The ringing of Grissom's cell phone woke them in the morning. It took him four rings, but he finally managed to extricate himself from Sara's limbs and yank the phone out of his pocket. "Hello?"

"Gil? That you?"

After a wide yawn, he said, "Yeah, it's me, Fred. So tell me what you guys are going to do now – I suspect that the workshop won't go on as planned."

"You suspect right. News is that the city won't be functioning normally until Monday or Tuesday, so we decided to cancel the whole thing this week and reschedule for some other time. The hotel agreed to move all workshop participants' reservations to another weekend in October, and we're obviously going to carry over registration fees so you don't have to pay again."

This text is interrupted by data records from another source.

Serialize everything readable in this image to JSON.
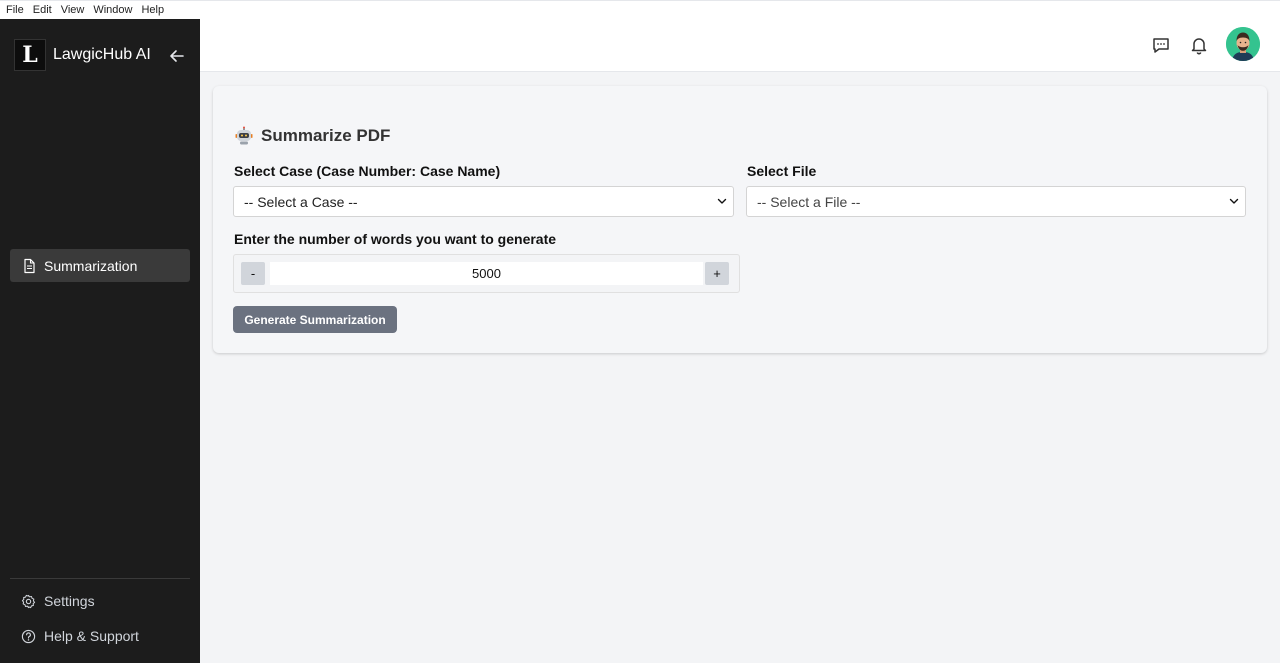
{
  "menubar": {
    "items": [
      "File",
      "Edit",
      "View",
      "Window",
      "Help"
    ]
  },
  "sidebar": {
    "brand": "LawgicHub AI",
    "logo_letter": "L",
    "nav": [
      {
        "label": "Summarization",
        "icon": "document-icon",
        "active": true
      }
    ],
    "footer": [
      {
        "label": "Settings",
        "icon": "gear-icon"
      },
      {
        "label": "Help & Support",
        "icon": "help-circle-icon"
      }
    ]
  },
  "topbar": {
    "icons": [
      "chat-icon",
      "bell-icon",
      "avatar"
    ]
  },
  "main": {
    "title": "Summarize PDF",
    "title_icon": "robot-icon",
    "case": {
      "label": "Select Case (Case Number: Case Name)",
      "value": "-- Select a Case --"
    },
    "file": {
      "label": "Select File",
      "value": "-- Select a File --"
    },
    "words": {
      "label": "Enter the number of words you want to generate",
      "value": "5000",
      "minus": "-",
      "plus": "+"
    },
    "generate_label": "Generate Summarization"
  },
  "colors": {
    "sidebar_bg": "#1c1c1c",
    "active_item": "#3a3a3a",
    "button": "#6b7280",
    "avatar_bg": "#34c38f"
  }
}
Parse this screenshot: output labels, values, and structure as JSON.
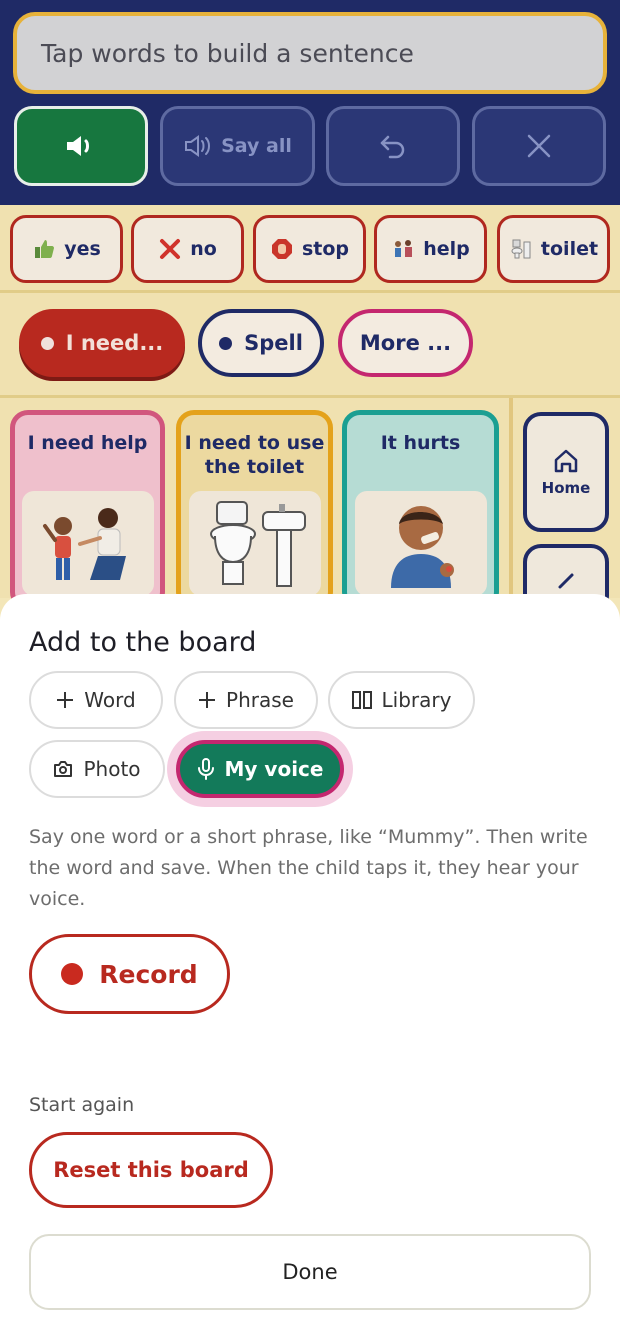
{
  "sentence_bar": {
    "placeholder": "Tap words to build a sentence"
  },
  "controls": {
    "speak_icon": "speaker-icon",
    "say_all_label": "Say all",
    "undo_icon": "undo-icon",
    "clear_icon": "close-icon"
  },
  "quick_words": [
    {
      "label": "yes",
      "icon": "thumbs-up-icon"
    },
    {
      "label": "no",
      "icon": "cross-icon"
    },
    {
      "label": "stop",
      "icon": "stop-hand-icon"
    },
    {
      "label": "help",
      "icon": "help-icon"
    },
    {
      "label": "toilet",
      "icon": "toilet-icon"
    }
  ],
  "modes": {
    "need_label": "I need...",
    "spell_label": "Spell",
    "more_label": "More ..."
  },
  "cards": [
    {
      "label": "I need help"
    },
    {
      "label": "I need to use the toilet"
    },
    {
      "label": "It hurts"
    }
  ],
  "nav": {
    "home_label": "Home"
  },
  "sheet": {
    "title": "Add to the board",
    "options": {
      "word": "Word",
      "phrase": "Phrase",
      "library": "Library",
      "photo": "Photo",
      "voice": "My voice"
    },
    "help_text": "Say one word or a short phrase, like “Mummy”. Then write the word and save. When the child taps it, they hear your voice.",
    "record_label": "Record",
    "start_again_label": "Start again",
    "reset_label": "Reset this board",
    "done_label": "Done"
  },
  "colors": {
    "navy": "#1f2a66",
    "speak_green": "#17773f",
    "voice_green": "#137a5a",
    "accent_red": "#b8291f",
    "accent_pink": "#c4276f",
    "board_yellow": "#f0e1b0"
  }
}
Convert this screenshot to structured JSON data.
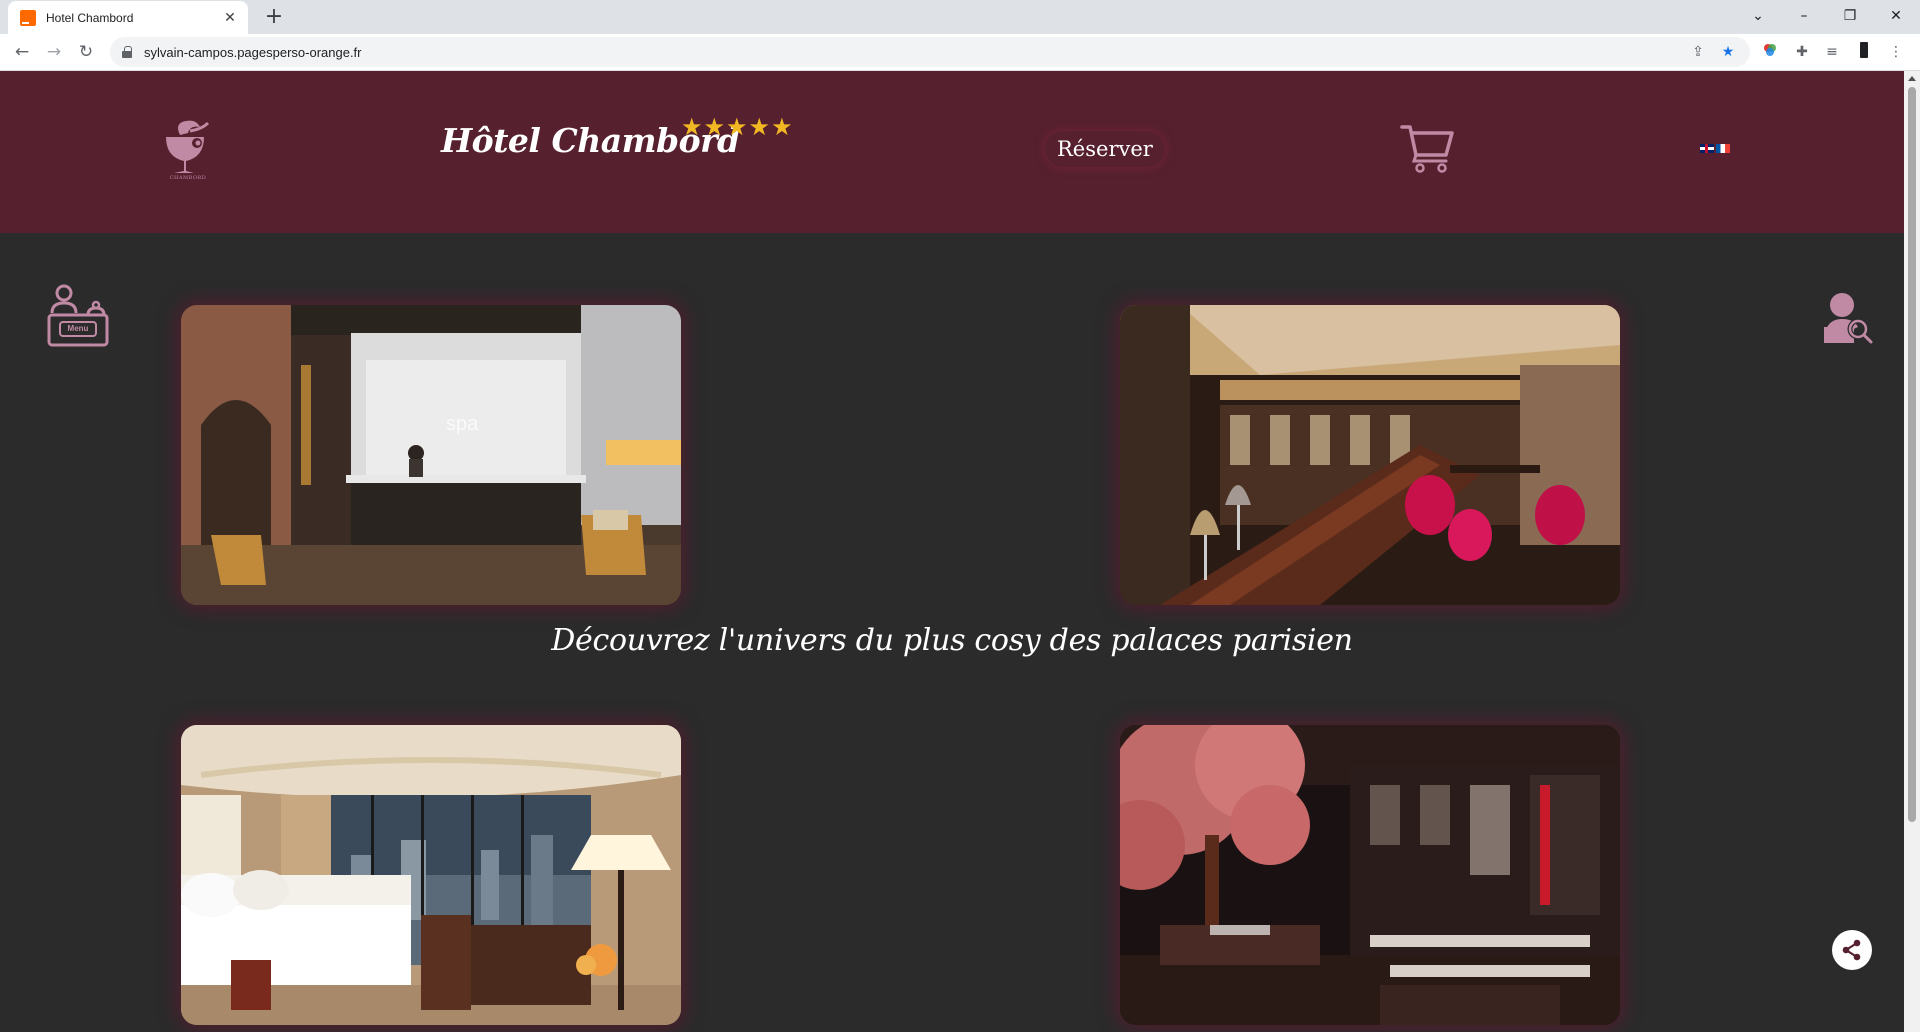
{
  "browser": {
    "tab_title": "Hotel Chambord",
    "url": "sylvain-campos.pagesperso-orange.fr"
  },
  "header": {
    "brand_name": "Hôtel Chambord",
    "stars": "★★★★★",
    "reserve_label": "Réserver",
    "logo_caption": "CHAMBORD"
  },
  "side": {
    "menu_label": "Menu"
  },
  "main": {
    "tagline": "Découvrez l'univers du plus cosy des palaces parisien"
  },
  "colors": {
    "header_bg": "#56202f",
    "page_bg": "#2b2b2c",
    "accent_pink": "#c08aa4",
    "star_gold": "#f2b823"
  },
  "icons": [
    "menu-icon",
    "user-search-icon",
    "cart-icon",
    "share-icon",
    "logo-icon"
  ]
}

Beside Grissom, Sara opened her eyes and took in her surroundings with a confused look. "Whoa. I didn't dream it, did I, Gris?"

He didn't answer her, only smiled and held up one finger to tell her to wait, then continued speaking into the phone. "Ok, so what's the new date? LVPD is going to have a fit at losing two CSIs for another weekend."

Sara, realizing that there was news to be had about their situation, sat up and leaned toward the phone, bringing herself within inches of Grissom's face. "What's up?" she whispered to him.

"Workshop's rescheduled," he said quietly, putting his hand over the mouthpiece. "Can I finish this call before I answer all your questions?"

"Sure." She didn't move back, only put her ear a little closer to the phone. She noticed out of the corner of her eye that Grissom was giving her a dark look, and pulled back to grin at him. "I hate cells, I can't hear anything anyway!"

"Uh-huh," Grissom was saying into the phone. "October 3? That's a Friday, right? Ok, well, e-mail me any other information you guys come up with."  He paused, listening to the man on the other end of the line. "Thanks, Fred. Yeah, it's ok, we decided not to sue you this time. I'll talk to you soon. Ok, bye."

Flipping the phone closed, he turned toward where Sara should have been, only to find that she wasn't there. He finally spotted her about fifteen feet away, talking to a woman with a radio. She was nodding, he noticed.

"Ok, thanks!" Sara said to the woman who'd just given her a news update, then walked back to Grissom. "Well, I've got good news or bad news, depending on your attitude. What about you?"

"They're rescheduling the conference for early October, and all the money the department shelled out for this weekend will be carried over for that. So, the bottom line is that you and I are coming to New York again in a little over a month for 'take two'."

Grissom didn't look too displeased at the idea, Sara noticed. "That's cool, so at least we won't lose out on the education. My news is that there isn't going to be any power here until afternoon, maybe night. So we're probably here for the rest of the day and possibly the night too."

"Might as well make the best of it," Grissom responded, with what might have been a wink. "You up for some sightseeing in the park?"

"Why Grissom," Sara said, fluttering her eyelashes, "I thought you'd never ask!"